By Kristin Mamrack
Stressing the voluntary nature of the program, the Columbus City Council Tuesday approved a gun buy-back program for the city.
Mayor Robert Smith called the program a “proactive approach to deter crime and take guns off the streets.”
“It’s a proactive approach,” agreed Ward 5 Councilman Kabir Karriem. “It lets citizens know we are concerned about their safety. If we get one gun off the street, it could save someone’s life.”
“It’s been successful in other cities,” said Ward 3 Councilman Charlie Box, suggesting city officials set specific prices for guns to be bought back from the community.
Box also noted recent discussion in various communities over the Second Amendment of the U.S. Constitution, which grants the right to keep and bear arms, and noted the buy-back program is not an attempt from the government to seize anyone’s firearms.
“This is strictly on a volunteer basis,” he said. “We are not forcing anyone to turn in their guns.”
Under the program, residents may turn in found or no longer needed usable guns at any of four, yet to be determined, locations and receive money in exchange for the guns.
Guns collected later will be checked by the Columbus Police Department to determine if they were reported stolen.
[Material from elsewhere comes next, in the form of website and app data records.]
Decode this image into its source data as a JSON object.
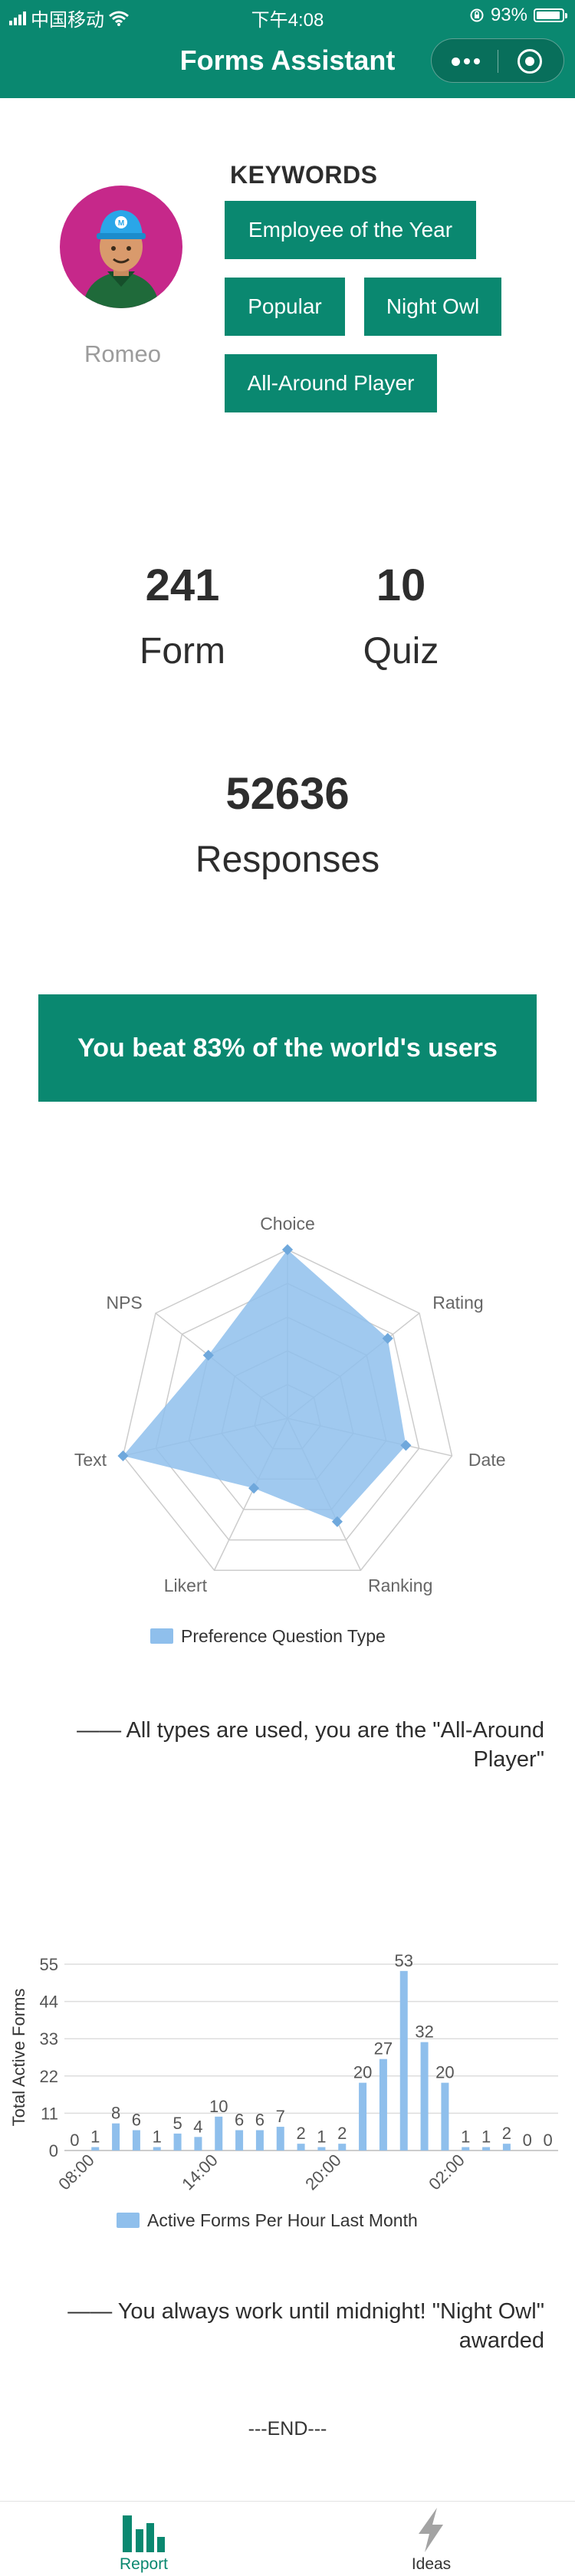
{
  "status_bar": {
    "carrier": "中国移动",
    "time": "下午4:08",
    "battery": "93%"
  },
  "nav": {
    "title": "Forms Assistant",
    "more_icon": "more-dots-icon",
    "close_icon": "target-circle-icon"
  },
  "profile": {
    "username": "Romeo",
    "keywords_title": "KEYWORDS",
    "keywords": [
      "Employee of the Year",
      "Popular",
      "Night Owl",
      "All-Around Player"
    ]
  },
  "stats": {
    "forms_value": "241",
    "forms_label": "Form",
    "quiz_value": "10",
    "quiz_label": "Quiz",
    "responses_value": "52636",
    "responses_label": "Responses"
  },
  "banner": {
    "text": "You beat 83% of the world's users"
  },
  "radar_comment": "—— All types are used, you are the \"All-Around Player\"",
  "bar_comment": "—— You always work until midnight! \"Night Owl\" awarded",
  "end_text": "---END---",
  "tabs": [
    {
      "label": "Report",
      "icon": "bar-chart-icon",
      "active": true
    },
    {
      "label": "Ideas",
      "icon": "lightning-icon",
      "active": false
    }
  ],
  "colors": {
    "brand": "#0a8870",
    "chart_fill": "#8fbfec",
    "chart_point": "#6fa8dc",
    "tab_inactive": "#9e9e9e"
  },
  "chart_data": [
    {
      "type": "radar",
      "axes": [
        "Choice",
        "Rating",
        "Date",
        "Ranking",
        "Likert",
        "Text",
        "NPS"
      ],
      "max": 100,
      "legend": "Preference Question Type",
      "series": [
        {
          "name": "Preference Question Type",
          "values": [
            100,
            76,
            72,
            68,
            46,
            100,
            60
          ]
        }
      ]
    },
    {
      "type": "bar",
      "ylabel": "Total Active Forms",
      "legend": "Active Forms Per Hour Last Month",
      "yticks": [
        0,
        11,
        22,
        33,
        44,
        55
      ],
      "ylim": [
        0,
        55
      ],
      "xtick_labels": [
        "08:00",
        "14:00",
        "20:00",
        "02:00"
      ],
      "categories": [
        "07:00",
        "08:00",
        "09:00",
        "10:00",
        "11:00",
        "12:00",
        "13:00",
        "14:00",
        "15:00",
        "16:00",
        "17:00",
        "18:00",
        "19:00",
        "20:00",
        "21:00",
        "22:00",
        "23:00",
        "00:00",
        "01:00",
        "02:00",
        "03:00",
        "04:00",
        "05:00",
        "06:00"
      ],
      "values": [
        0,
        1,
        8,
        6,
        1,
        5,
        4,
        10,
        6,
        6,
        7,
        2,
        1,
        2,
        20,
        27,
        53,
        32,
        20,
        1,
        1,
        2,
        0,
        0
      ],
      "series": [
        {
          "name": "Active Forms Per Hour Last Month",
          "values": [
            0,
            1,
            8,
            6,
            1,
            5,
            4,
            10,
            6,
            6,
            7,
            2,
            1,
            2,
            20,
            27,
            53,
            32,
            20,
            1,
            1,
            2,
            0,
            0
          ]
        }
      ]
    }
  ]
}
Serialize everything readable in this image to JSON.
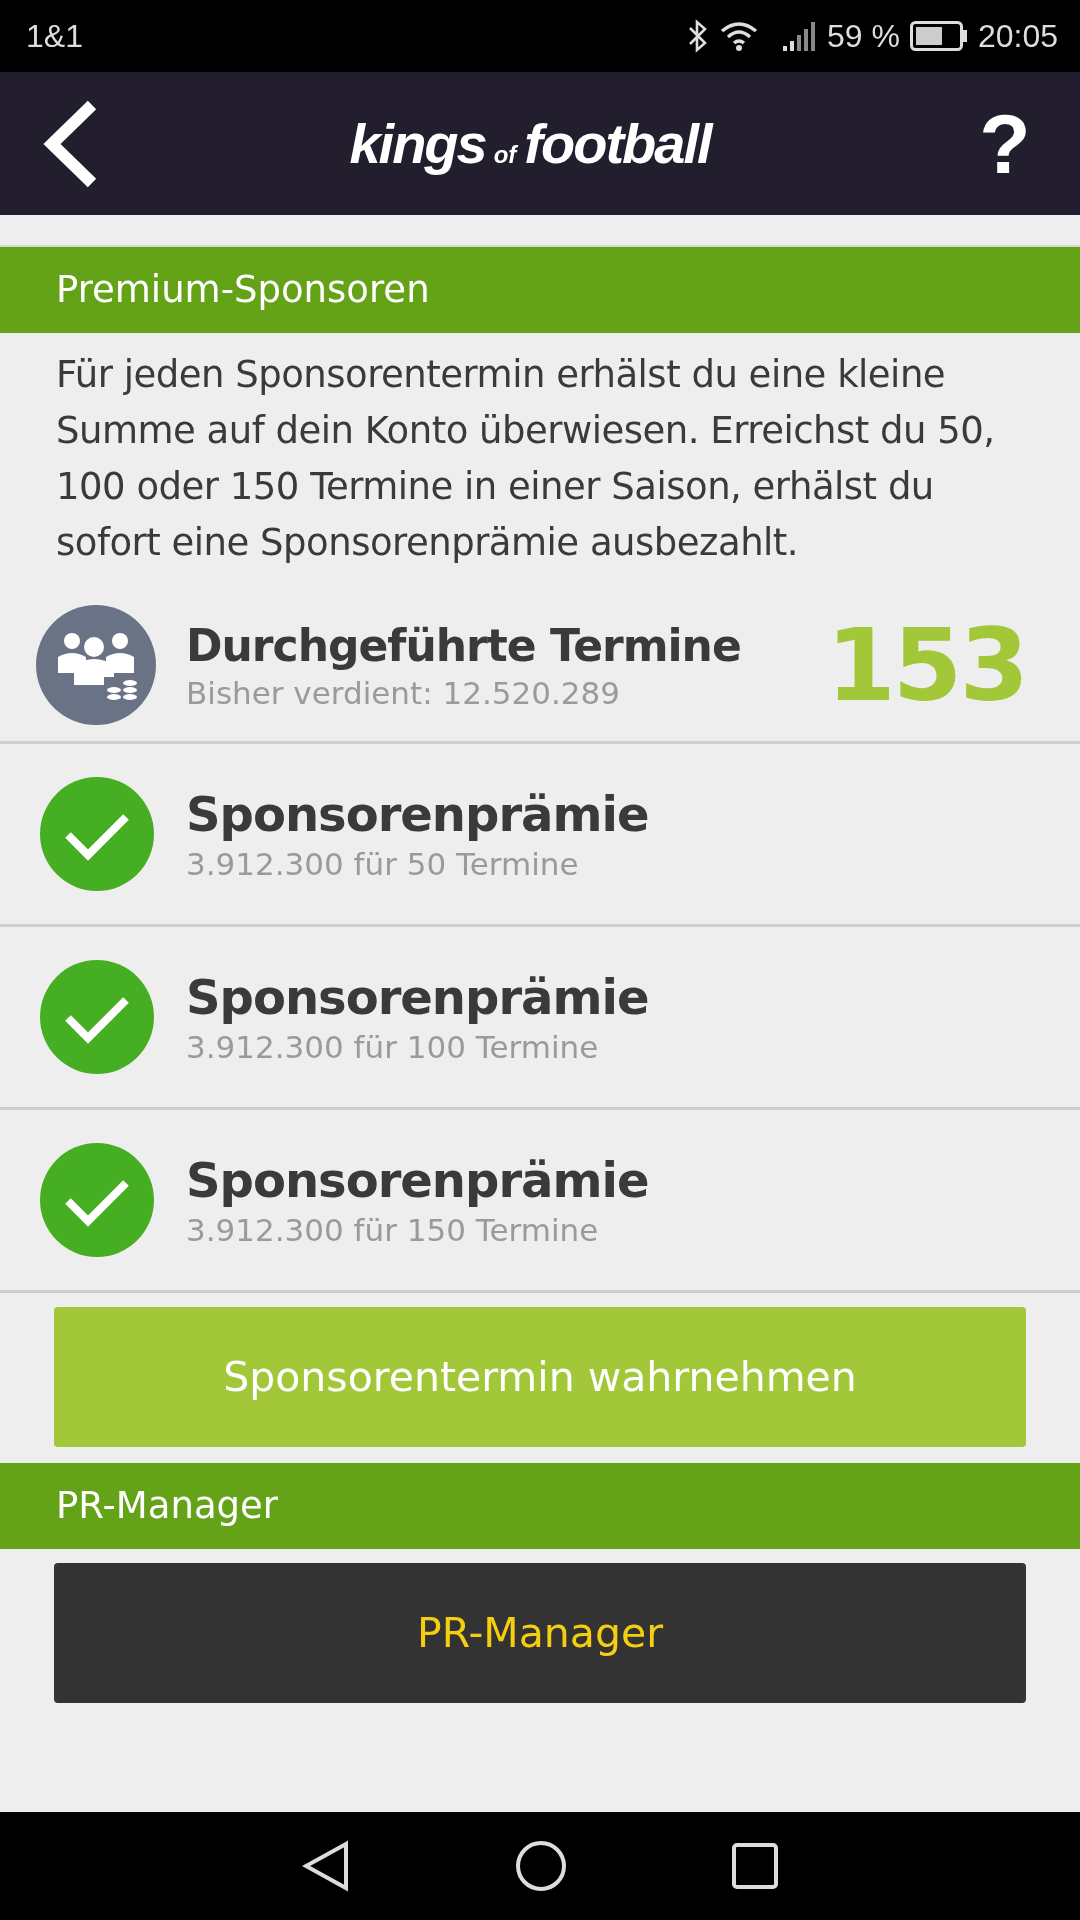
{
  "status_bar": {
    "carrier": "1&1",
    "battery_percent": "59 %",
    "time": "20:05"
  },
  "header": {
    "logo": [
      "kings",
      "of",
      "football"
    ],
    "help": "?"
  },
  "sections": [
    {
      "title": "Premium-Sponsoren",
      "description": "Für jeden Sponsorentermin erhälst du eine kleine Summe auf dein Konto überwiesen. Erreichst du 50, 100 oder 150 Termine in einer Saison, erhälst du sofort eine Sponsorenprämie ausbezahlt.",
      "stat": {
        "title": "Durchgeführte Termine",
        "subtitle": "Bisher verdient: 12.520.289",
        "value": "153"
      },
      "awards": [
        {
          "title": "Sponsorenprämie",
          "subtitle": "3.912.300 für 50 Termine",
          "achieved": true
        },
        {
          "title": "Sponsorenprämie",
          "subtitle": "3.912.300 für 100 Termine",
          "achieved": true
        },
        {
          "title": "Sponsorenprämie",
          "subtitle": "3.912.300 für 150 Termine",
          "achieved": true
        }
      ],
      "button": {
        "label": "Sponsorentermin wahrnehmen",
        "kind": "primary"
      }
    },
    {
      "title": "PR-Manager",
      "button": {
        "label": "PR-Manager",
        "kind": "dark"
      }
    }
  ]
}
Stolen guns will be returned to the rightful owners, CPD Chief Selvain McQueen said, noting guns not found to be stolen will be “retained and disposed of according to state statute.”
“No questions will be asked” of anyone turning in guns, he added.
The council agreed to use $10,000 from the city’s general fund to finance the initiative, but city officials also are seeking financial contributions for the program from community members, churches and businesses.
“We’ll go as long as the guns come in and the money lasts,” McQueen said of the duration of the program, noting business leaders also are urged to donate merchandise or in-kind services, as well.
In Other Matters, the Council:
• Received an update from the city’s chief operations officer, David Armstrong, on the process of replacing the city’s former chief financial officer, Mike Bernsen, who recently resigned from the position.
Armstrong noted 56 applications for the position were received and a committee — comprised of Armstrong, Bernsen, the city’s financial consultant, Mike Crowder, and Human Resources Director Pat Mitchell — narrowed the applicant pool to five applicants to be interviewed.
The committee subsequently further will narrow the pool to three applicants and Box and Karriem then will join the committee to make a recommendation on an applicant to the City Council.
“I feel very good about the choices we can bring to you,” Armstrong told the council, adding he expected to have a recommendation for the council by their first meeting in March and for the position to be filled by early April.
• Heard from Berry Hinds, a resident concerned over possible violations of the Open Meetings Act, which ensures all public bodies, state and local, hold open meetings on public matters.
“I’m a big proponent of open meetings and transparency in government,” he explained, noting he was concerned about “observations” of discussions in executive sessions closed to the public and the council’s failure to report actions taken as a result of such discussions.
Hinds also said “every document given to (council members) for (council) meetings should be made available” to the public and he met with City Attorney Jeff Turnage to discuss the feasibility of copying every document for public use prior to the meetings.
Hinds praised Turnage for “looking for alternatives” in making the documents available.
Turnage noted the documentation currently can be found on the city’s Web page and a single copy of the documents also will be made available for public consumption at the council meetings.
“It always amazes me anybody would have an idea of what was discussed in a closed meeting,” Turnage said, before noting he reviewed Hind’s complaints regarding possible violations of the Open Meetings Act and found none. He also said in instances which Hinds noted no action was reported, no action was taken by the council, because “none was needed.”
• Approved a memorandum of understanding between the city and the Mississippi Wireless Communication Commission, allowing emergency personnel to use a new state-wide radio system, developed following Hurricane Katrina, in the event of a major emergency or problem with the local network system.0